> **Aim of the exercise**
Set the records down again, exactly, without their images.

> **Data to process**
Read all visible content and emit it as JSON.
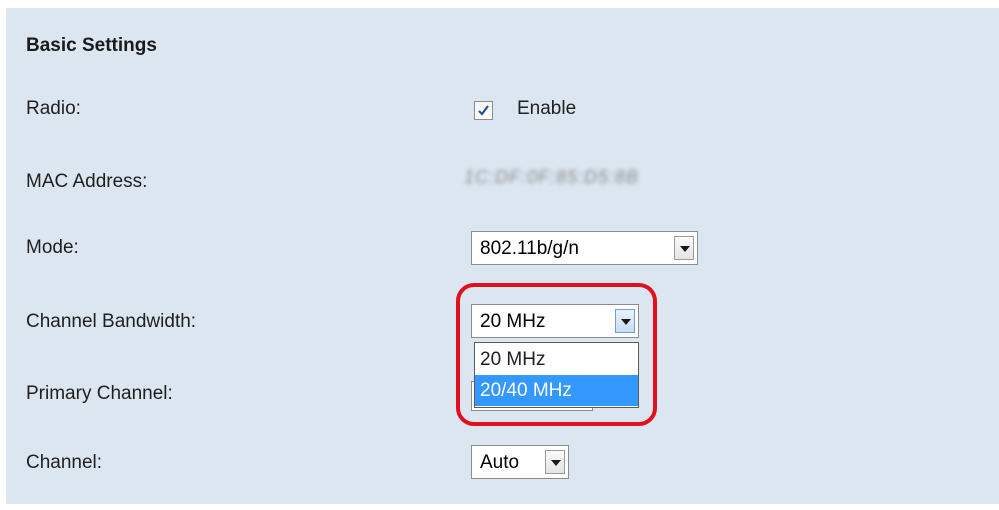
{
  "section": {
    "title": "Basic Settings"
  },
  "radio": {
    "label": "Radio:",
    "checkbox_label": "Enable",
    "checked": true
  },
  "mac": {
    "label": "MAC Address:",
    "value": "1C:DF:0F:85:D5:8B"
  },
  "mode": {
    "label": "Mode:",
    "selected": "802.11b/g/n"
  },
  "channel_bandwidth": {
    "label": "Channel Bandwidth:",
    "selected": "20 MHz",
    "options": [
      "20 MHz",
      "20/40 MHz"
    ],
    "highlighted_option": "20/40 MHz"
  },
  "primary_channel": {
    "label": "Primary Channel:"
  },
  "channel": {
    "label": "Channel:",
    "selected": "Auto"
  },
  "colors": {
    "panel_bg": "#dce6f1",
    "highlight_ring": "#e0101e",
    "option_selected": "#3399ff"
  },
  "icons": {
    "checkbox": "checkmark-icon",
    "dropdown": "chevron-down-icon"
  }
}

> **Solution for this task**
Read all visible content and emit it as JSON.
{
  "section": {
    "title": "Basic Settings"
  },
  "radio": {
    "label": "Radio:",
    "checkbox_label": "Enable",
    "checked": true
  },
  "mac": {
    "label": "MAC Address:",
    "value": "1C:DF:0F:85:D5:8B"
  },
  "mode": {
    "label": "Mode:",
    "selected": "802.11b/g/n"
  },
  "channel_bandwidth": {
    "label": "Channel Bandwidth:",
    "selected": "20 MHz",
    "options": [
      "20 MHz",
      "20/40 MHz"
    ],
    "highlighted_option": "20/40 MHz"
  },
  "primary_channel": {
    "label": "Primary Channel:"
  },
  "channel": {
    "label": "Channel:",
    "selected": "Auto"
  },
  "colors": {
    "panel_bg": "#dce6f1",
    "highlight_ring": "#e0101e",
    "option_selected": "#3399ff"
  },
  "icons": {
    "checkbox": "checkmark-icon",
    "dropdown": "chevron-down-icon"
  }
}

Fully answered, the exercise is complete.